### MATERIALS PROVIDED
::::::

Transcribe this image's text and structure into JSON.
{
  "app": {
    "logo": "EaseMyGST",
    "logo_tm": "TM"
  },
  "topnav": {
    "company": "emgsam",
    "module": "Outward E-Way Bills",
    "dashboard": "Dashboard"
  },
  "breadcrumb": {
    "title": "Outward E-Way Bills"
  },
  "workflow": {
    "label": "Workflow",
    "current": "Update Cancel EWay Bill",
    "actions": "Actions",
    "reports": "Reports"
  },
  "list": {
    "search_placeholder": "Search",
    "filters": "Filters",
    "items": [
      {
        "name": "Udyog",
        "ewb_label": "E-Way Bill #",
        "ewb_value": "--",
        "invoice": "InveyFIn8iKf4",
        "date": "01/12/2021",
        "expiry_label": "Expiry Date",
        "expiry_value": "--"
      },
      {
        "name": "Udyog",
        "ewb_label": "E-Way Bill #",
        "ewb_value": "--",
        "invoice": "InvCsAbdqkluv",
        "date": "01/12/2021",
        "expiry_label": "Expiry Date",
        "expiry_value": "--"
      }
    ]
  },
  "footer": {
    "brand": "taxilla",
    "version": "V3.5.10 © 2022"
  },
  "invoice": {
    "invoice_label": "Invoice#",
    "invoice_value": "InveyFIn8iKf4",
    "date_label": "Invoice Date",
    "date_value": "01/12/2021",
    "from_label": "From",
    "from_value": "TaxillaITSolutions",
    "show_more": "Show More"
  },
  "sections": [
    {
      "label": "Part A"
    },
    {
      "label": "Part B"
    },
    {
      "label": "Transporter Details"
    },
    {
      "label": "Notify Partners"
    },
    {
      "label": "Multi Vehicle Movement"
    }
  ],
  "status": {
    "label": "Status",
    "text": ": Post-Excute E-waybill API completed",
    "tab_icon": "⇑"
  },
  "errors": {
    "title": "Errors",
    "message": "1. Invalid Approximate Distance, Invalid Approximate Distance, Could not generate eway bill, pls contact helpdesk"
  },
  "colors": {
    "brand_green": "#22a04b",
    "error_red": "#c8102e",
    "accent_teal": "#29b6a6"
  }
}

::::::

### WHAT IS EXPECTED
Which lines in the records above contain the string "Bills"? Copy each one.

### COMPLETED EXERCISE
    "module": "Outward E-Way Bills",
    "title": "Outward E-Way Bills"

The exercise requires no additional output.